■ Record extracts:

---

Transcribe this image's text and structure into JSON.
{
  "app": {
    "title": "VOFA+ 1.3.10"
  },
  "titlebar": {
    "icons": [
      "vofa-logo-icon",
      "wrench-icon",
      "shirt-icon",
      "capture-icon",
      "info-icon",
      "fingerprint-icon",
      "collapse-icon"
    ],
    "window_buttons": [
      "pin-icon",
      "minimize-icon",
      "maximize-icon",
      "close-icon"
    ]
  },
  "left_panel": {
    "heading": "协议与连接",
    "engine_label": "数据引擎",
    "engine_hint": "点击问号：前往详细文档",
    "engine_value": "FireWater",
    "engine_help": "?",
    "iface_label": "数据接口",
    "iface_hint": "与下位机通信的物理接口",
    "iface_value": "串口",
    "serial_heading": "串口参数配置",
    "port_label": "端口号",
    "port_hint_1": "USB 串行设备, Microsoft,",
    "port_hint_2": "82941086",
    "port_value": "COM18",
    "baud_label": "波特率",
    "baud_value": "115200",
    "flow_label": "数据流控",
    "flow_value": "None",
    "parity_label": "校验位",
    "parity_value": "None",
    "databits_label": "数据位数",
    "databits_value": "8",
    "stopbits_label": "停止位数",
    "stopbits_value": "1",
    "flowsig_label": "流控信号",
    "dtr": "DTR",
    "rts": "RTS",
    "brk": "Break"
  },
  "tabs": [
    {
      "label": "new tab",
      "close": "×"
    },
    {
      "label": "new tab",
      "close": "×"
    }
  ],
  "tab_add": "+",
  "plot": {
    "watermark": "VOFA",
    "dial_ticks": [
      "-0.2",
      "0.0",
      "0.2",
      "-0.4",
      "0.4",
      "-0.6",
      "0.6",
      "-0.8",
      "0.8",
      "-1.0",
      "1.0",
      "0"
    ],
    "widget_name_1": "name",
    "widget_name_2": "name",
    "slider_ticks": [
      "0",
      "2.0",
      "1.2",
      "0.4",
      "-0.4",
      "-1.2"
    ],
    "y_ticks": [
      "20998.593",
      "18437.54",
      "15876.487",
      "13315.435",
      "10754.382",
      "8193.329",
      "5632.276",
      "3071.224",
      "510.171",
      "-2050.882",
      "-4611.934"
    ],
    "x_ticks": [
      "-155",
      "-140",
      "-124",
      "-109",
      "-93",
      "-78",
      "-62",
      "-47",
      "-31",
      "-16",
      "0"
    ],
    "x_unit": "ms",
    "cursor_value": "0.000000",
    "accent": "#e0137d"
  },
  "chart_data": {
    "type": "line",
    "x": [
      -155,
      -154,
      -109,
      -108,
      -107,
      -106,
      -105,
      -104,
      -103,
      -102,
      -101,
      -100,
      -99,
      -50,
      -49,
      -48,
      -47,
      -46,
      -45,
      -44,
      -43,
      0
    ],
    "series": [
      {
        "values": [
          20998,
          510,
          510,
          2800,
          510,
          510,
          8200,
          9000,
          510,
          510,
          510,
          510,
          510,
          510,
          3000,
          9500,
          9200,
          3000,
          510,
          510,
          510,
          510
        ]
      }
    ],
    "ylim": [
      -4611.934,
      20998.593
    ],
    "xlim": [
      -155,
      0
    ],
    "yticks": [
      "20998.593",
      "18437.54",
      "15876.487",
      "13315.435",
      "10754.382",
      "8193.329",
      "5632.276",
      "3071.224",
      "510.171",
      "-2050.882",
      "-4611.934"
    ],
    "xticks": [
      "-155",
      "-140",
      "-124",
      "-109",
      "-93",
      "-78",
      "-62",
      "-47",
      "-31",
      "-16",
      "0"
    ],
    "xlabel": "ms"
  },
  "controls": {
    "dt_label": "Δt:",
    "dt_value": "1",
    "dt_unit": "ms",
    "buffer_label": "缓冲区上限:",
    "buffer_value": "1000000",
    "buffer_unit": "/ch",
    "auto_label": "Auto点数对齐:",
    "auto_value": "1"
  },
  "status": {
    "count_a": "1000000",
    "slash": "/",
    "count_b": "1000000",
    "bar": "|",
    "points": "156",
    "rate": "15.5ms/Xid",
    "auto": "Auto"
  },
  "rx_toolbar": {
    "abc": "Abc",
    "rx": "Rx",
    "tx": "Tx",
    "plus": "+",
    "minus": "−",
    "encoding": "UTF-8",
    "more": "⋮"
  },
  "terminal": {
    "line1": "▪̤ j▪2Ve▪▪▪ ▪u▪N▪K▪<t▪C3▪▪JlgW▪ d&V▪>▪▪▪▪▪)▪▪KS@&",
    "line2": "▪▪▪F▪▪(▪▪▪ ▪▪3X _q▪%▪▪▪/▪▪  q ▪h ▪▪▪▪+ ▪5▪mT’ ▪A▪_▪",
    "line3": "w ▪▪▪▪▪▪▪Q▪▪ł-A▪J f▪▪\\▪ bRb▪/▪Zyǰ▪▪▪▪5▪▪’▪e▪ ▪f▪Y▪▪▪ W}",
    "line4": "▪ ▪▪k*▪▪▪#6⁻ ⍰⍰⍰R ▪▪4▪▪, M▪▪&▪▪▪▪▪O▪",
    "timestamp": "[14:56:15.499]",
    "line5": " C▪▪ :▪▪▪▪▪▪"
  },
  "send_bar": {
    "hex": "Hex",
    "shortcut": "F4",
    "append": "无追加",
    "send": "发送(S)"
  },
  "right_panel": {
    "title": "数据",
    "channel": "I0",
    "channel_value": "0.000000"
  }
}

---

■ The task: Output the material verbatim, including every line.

■ Task output:
Transcribe this image's text and structure into JSON.
{
  "app": {
    "title": "VOFA+ 1.3.10"
  },
  "titlebar": {
    "icons": [
      "vofa-logo-icon",
      "wrench-icon",
      "shirt-icon",
      "capture-icon",
      "info-icon",
      "fingerprint-icon",
      "collapse-icon"
    ],
    "window_buttons": [
      "pin-icon",
      "minimize-icon",
      "maximize-icon",
      "close-icon"
    ]
  },
  "left_panel": {
    "heading": "协议与连接",
    "engine_label": "数据引擎",
    "engine_hint": "点击问号：前往详细文档",
    "engine_value": "FireWater",
    "engine_help": "?",
    "iface_label": "数据接口",
    "iface_hint": "与下位机通信的物理接口",
    "iface_value": "串口",
    "serial_heading": "串口参数配置",
    "port_label": "端口号",
    "port_hint_1": "USB 串行设备, Microsoft,",
    "port_hint_2": "82941086",
    "port_value": "COM18",
    "baud_label": "波特率",
    "baud_value": "115200",
    "flow_label": "数据流控",
    "flow_value": "None",
    "parity_label": "校验位",
    "parity_value": "None",
    "databits_label": "数据位数",
    "databits_value": "8",
    "stopbits_label": "停止位数",
    "stopbits_value": "1",
    "flowsig_label": "流控信号",
    "dtr": "DTR",
    "rts": "RTS",
    "brk": "Break"
  },
  "tabs": [
    {
      "label": "new tab",
      "close": "×"
    },
    {
      "label": "new tab",
      "close": "×"
    }
  ],
  "tab_add": "+",
  "plot": {
    "watermark": "VOFA",
    "dial_ticks": [
      "-0.2",
      "0.0",
      "0.2",
      "-0.4",
      "0.4",
      "-0.6",
      "0.6",
      "-0.8",
      "0.8",
      "-1.0",
      "1.0",
      "0"
    ],
    "widget_name_1": "name",
    "widget_name_2": "name",
    "slider_ticks": [
      "0",
      "2.0",
      "1.2",
      "0.4",
      "-0.4",
      "-1.2"
    ],
    "y_ticks": [
      "20998.593",
      "18437.54",
      "15876.487",
      "13315.435",
      "10754.382",
      "8193.329",
      "5632.276",
      "3071.224",
      "510.171",
      "-2050.882",
      "-4611.934"
    ],
    "x_ticks": [
      "-155",
      "-140",
      "-124",
      "-109",
      "-93",
      "-78",
      "-62",
      "-47",
      "-31",
      "-16",
      "0"
    ],
    "x_unit": "ms",
    "cursor_value": "0.000000",
    "accent": "#e0137d"
  },
  "chart_data": {
    "type": "line",
    "x": [
      -155,
      -154,
      -109,
      -108,
      -107,
      -106,
      -105,
      -104,
      -103,
      -102,
      -101,
      -100,
      -99,
      -50,
      -49,
      -48,
      -47,
      -46,
      -45,
      -44,
      -43,
      0
    ],
    "series": [
      {
        "values": [
          20998,
          510,
          510,
          2800,
          510,
          510,
          8200,
          9000,
          510,
          510,
          510,
          510,
          510,
          510,
          3000,
          9500,
          9200,
          3000,
          510,
          510,
          510,
          510
        ]
      }
    ],
    "ylim": [
      -4611.934,
      20998.593
    ],
    "xlim": [
      -155,
      0
    ],
    "yticks": [
      "20998.593",
      "18437.54",
      "15876.487",
      "13315.435",
      "10754.382",
      "8193.329",
      "5632.276",
      "3071.224",
      "510.171",
      "-2050.882",
      "-4611.934"
    ],
    "xticks": [
      "-155",
      "-140",
      "-124",
      "-109",
      "-93",
      "-78",
      "-62",
      "-47",
      "-31",
      "-16",
      "0"
    ],
    "xlabel": "ms"
  },
  "controls": {
    "dt_label": "Δt:",
    "dt_value": "1",
    "dt_unit": "ms",
    "buffer_label": "缓冲区上限:",
    "buffer_value": "1000000",
    "buffer_unit": "/ch",
    "auto_label": "Auto点数对齐:",
    "auto_value": "1"
  },
  "status": {
    "count_a": "1000000",
    "slash": "/",
    "count_b": "1000000",
    "bar": "|",
    "points": "156",
    "rate": "15.5ms/Xid",
    "auto": "Auto"
  },
  "rx_toolbar": {
    "abc": "Abc",
    "rx": "Rx",
    "tx": "Tx",
    "plus": "+",
    "minus": "−",
    "encoding": "UTF-8",
    "more": "⋮"
  },
  "terminal": {
    "line1": "▪̤ j▪2Ve▪▪▪ ▪u▪N▪K▪<t▪C3▪▪JlgW▪ d&V▪>▪▪▪▪▪)▪▪KS@&",
    "line2": "▪▪▪F▪▪(▪▪▪ ▪▪3X _q▪%▪▪▪/▪▪  q ▪h ▪▪▪▪+ ▪5▪mT’ ▪A▪_▪",
    "line3": "w ▪▪▪▪▪▪▪Q▪▪ł-A▪J f▪▪\\▪ bRb▪/▪Zyǰ▪▪▪▪5▪▪’▪e▪ ▪f▪Y▪▪▪ W}",
    "line4": "▪ ▪▪k*▪▪▪#6⁻ ⍰⍰⍰R ▪▪4▪▪, M▪▪&▪▪▪▪▪O▪",
    "timestamp": "[14:56:15.499]",
    "line5": " C▪▪ :▪▪▪▪▪▪"
  },
  "send_bar": {
    "hex": "Hex",
    "shortcut": "F4",
    "append": "无追加",
    "send": "发送(S)"
  },
  "right_panel": {
    "title": "数据",
    "channel": "I0",
    "channel_value": "0.000000"
  }
}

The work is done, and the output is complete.